Yes, you did read that right. Or, more appropriately ‘Si.’ All of the historical sequences of the Assassin’s Creed movie have been shot in Spanish. While the split between history and modern day is reversed in comparison to the games and there’s more in the 21st century than the 15th, this is still a big surprise. Hello, subtitles. 

“I just love the fact [production company] New Regency embraced it,” director Justin Kurzel explains in the new issue of Total Film magazine. “We did play around with English as well, but it was really obvious what you wanted as soon as you went back and started speaking beautiful Spanish. It really adds an exoticness and richness to the film.” 

The games have sometimes had an almost comedic approach to accents, especially with the cockney sounding guards stalking the streets of French Revolution Paris. Italian Ezio Auditore too has always had a, well, questionable accent but it looks like Kurzel is focussing on realism for far more than just combat. 
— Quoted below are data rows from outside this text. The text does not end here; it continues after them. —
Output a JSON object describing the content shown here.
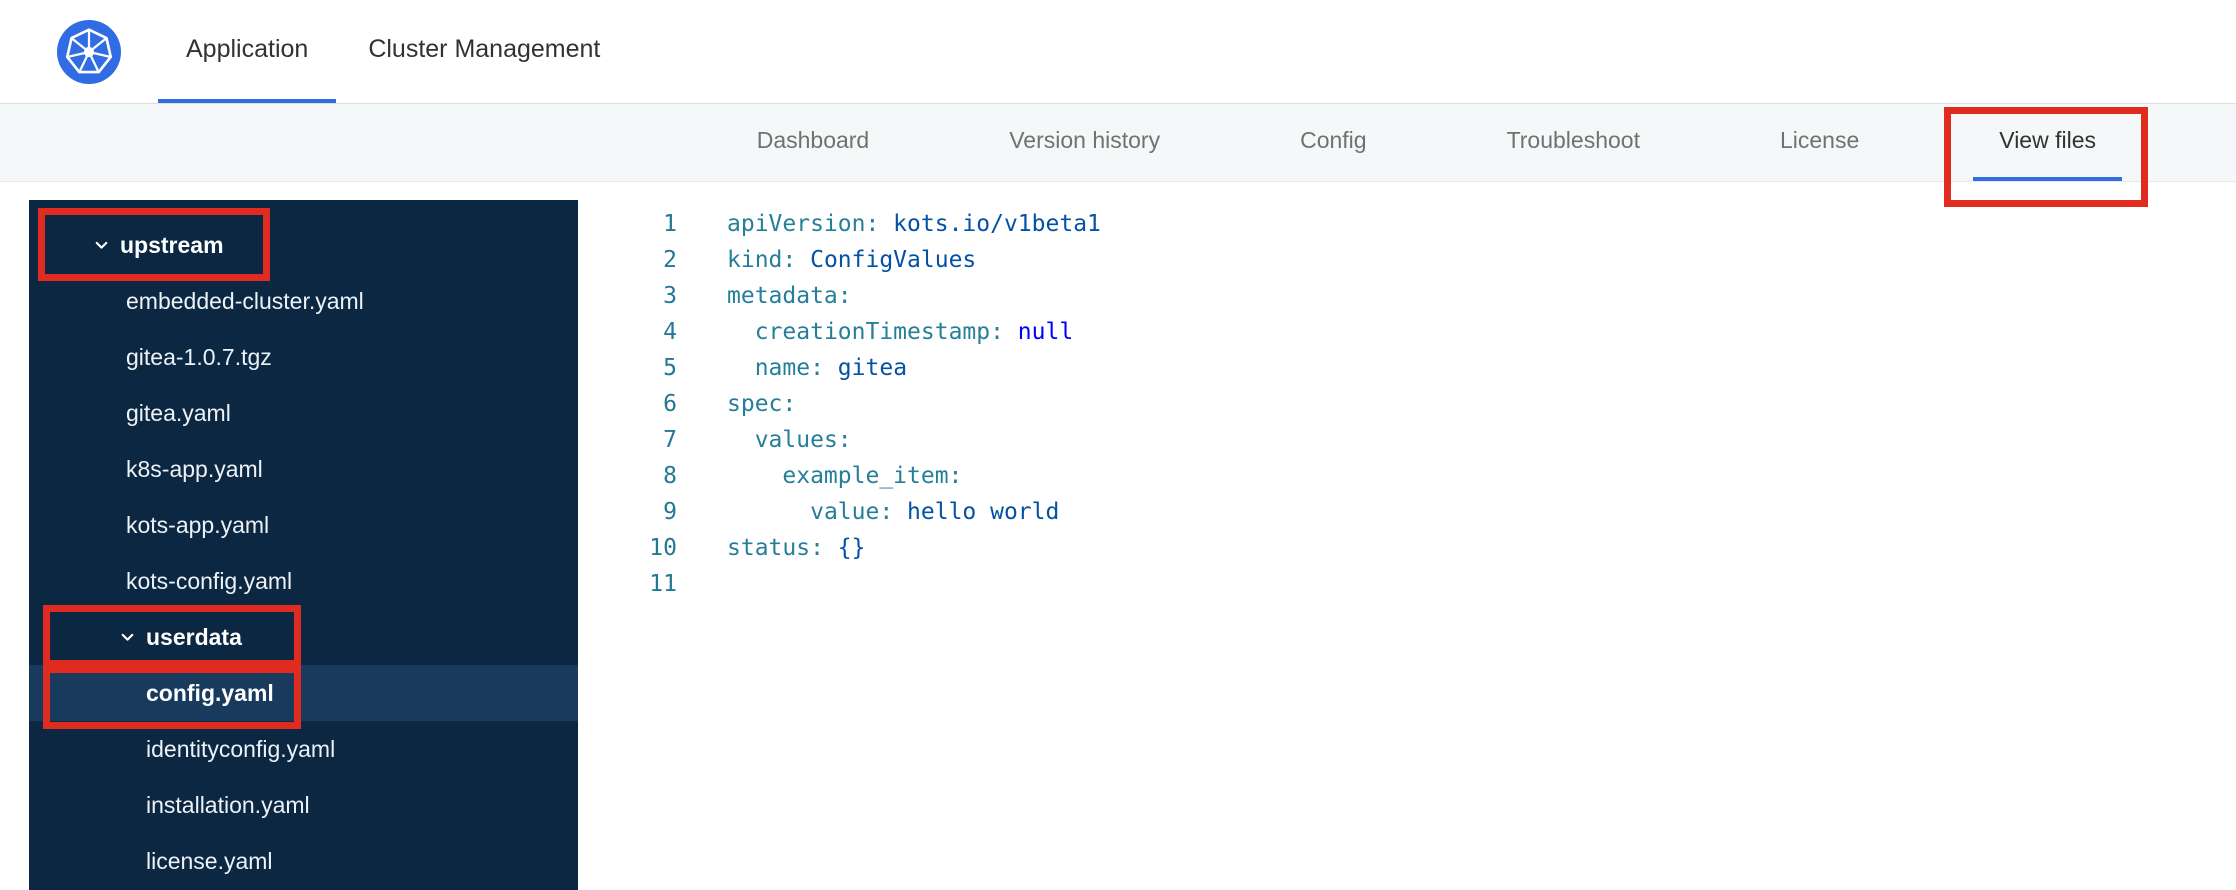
{
  "topbar": {
    "tabs": [
      {
        "label": "Application",
        "active": true
      },
      {
        "label": "Cluster Management",
        "active": false
      }
    ]
  },
  "subnav": {
    "items": [
      {
        "label": "Dashboard",
        "active": false
      },
      {
        "label": "Version history",
        "active": false
      },
      {
        "label": "Config",
        "active": false
      },
      {
        "label": "Troubleshoot",
        "active": false
      },
      {
        "label": "License",
        "active": false
      },
      {
        "label": "View files",
        "active": true,
        "annotated": true
      }
    ]
  },
  "file_tree": [
    {
      "kind": "folder",
      "label": "upstream",
      "indent": 0,
      "expanded": true,
      "annotated": true
    },
    {
      "kind": "file",
      "label": "embedded-cluster.yaml",
      "indent": 1
    },
    {
      "kind": "file",
      "label": "gitea-1.0.7.tgz",
      "indent": 1
    },
    {
      "kind": "file",
      "label": "gitea.yaml",
      "indent": 1
    },
    {
      "kind": "file",
      "label": "k8s-app.yaml",
      "indent": 1
    },
    {
      "kind": "file",
      "label": "kots-app.yaml",
      "indent": 1
    },
    {
      "kind": "file",
      "label": "kots-config.yaml",
      "indent": 1
    },
    {
      "kind": "folder",
      "label": "userdata",
      "indent": 1,
      "expanded": true,
      "annotated": true
    },
    {
      "kind": "file",
      "label": "config.yaml",
      "indent": 2,
      "selected": true,
      "annotated": true
    },
    {
      "kind": "file",
      "label": "identityconfig.yaml",
      "indent": 2
    },
    {
      "kind": "file",
      "label": "installation.yaml",
      "indent": 2
    },
    {
      "kind": "file",
      "label": "license.yaml",
      "indent": 2
    }
  ],
  "editor": {
    "lines": [
      {
        "num": 1,
        "tokens": [
          [
            "key",
            "apiVersion:"
          ],
          [
            "val",
            " kots.io/v1beta1"
          ]
        ]
      },
      {
        "num": 2,
        "tokens": [
          [
            "key",
            "kind:"
          ],
          [
            "val",
            " ConfigValues"
          ]
        ]
      },
      {
        "num": 3,
        "tokens": [
          [
            "key",
            "metadata:"
          ]
        ]
      },
      {
        "num": 4,
        "tokens": [
          [
            "plain",
            "  "
          ],
          [
            "key",
            "creationTimestamp:"
          ],
          [
            "kw",
            " null"
          ]
        ]
      },
      {
        "num": 5,
        "tokens": [
          [
            "plain",
            "  "
          ],
          [
            "key",
            "name:"
          ],
          [
            "val",
            " gitea"
          ]
        ]
      },
      {
        "num": 6,
        "tokens": [
          [
            "key",
            "spec:"
          ]
        ]
      },
      {
        "num": 7,
        "tokens": [
          [
            "plain",
            "  "
          ],
          [
            "key",
            "values:"
          ]
        ]
      },
      {
        "num": 8,
        "tokens": [
          [
            "plain",
            "    "
          ],
          [
            "key",
            "example_item:"
          ]
        ]
      },
      {
        "num": 9,
        "tokens": [
          [
            "plain",
            "      "
          ],
          [
            "key",
            "value:"
          ],
          [
            "val",
            " hello world"
          ]
        ]
      },
      {
        "num": 10,
        "tokens": [
          [
            "key",
            "status:"
          ],
          [
            "val",
            " {}"
          ]
        ]
      },
      {
        "num": 11,
        "tokens": []
      }
    ]
  },
  "colors": {
    "accent_blue": "#326de6",
    "logo_blue": "#326ce5",
    "sidebar_bg": "#0b2742",
    "sidebar_selected_bg": "#173a5d",
    "annotation_red": "#e02b20",
    "code_key": "#267f99",
    "code_value": "#0451a5",
    "code_keyword": "#0000ff",
    "line_number": "#237893"
  }
}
The historical sequences, including a dramatic flaming scene where the Assassins are almost burnt at the stake during the auto-de-fe, are packed with painful looking hand to hand combat. Add in the very real wire free eagle dive I watched on the Assassin’s Creed movie set in Spain and there’s a realism here that no one could have expected. The movie is also currently influencing the dev teams as it's been revealed that the Assassin's Creed movie's robot claw animus  might end up in the games

You can read the rest of the interview with Justin Kurzel along with stars Michael Fassbender, Marion Cotillard, and Jeremy Irons in an exclusive Assassin’s Creed feature in the new issue of Total Film magazine. Pick up the new issue out on Friday or subscribe so you never miss an issue.

Louise Blain is a journalist and broadcaster specialising in gaming, technology, and entertainment. She is the presenter of BBC Radio 3’s monthly Sound of Gaming show and has a weekly consumer tech slot on BBC Radio Scotland. She can also be found on BBC Radio 4, BBC Five Live, Netflix UK's YouTube Channel, and on The Evolution of Horror podcast. As well as her work on GamesRadar, Louise writes for NME, T3, and TechRadar. When she’s not working, you can probably find her watching horror movies or playing an Assassin’s Creed game and getting distracted by Photo Mode.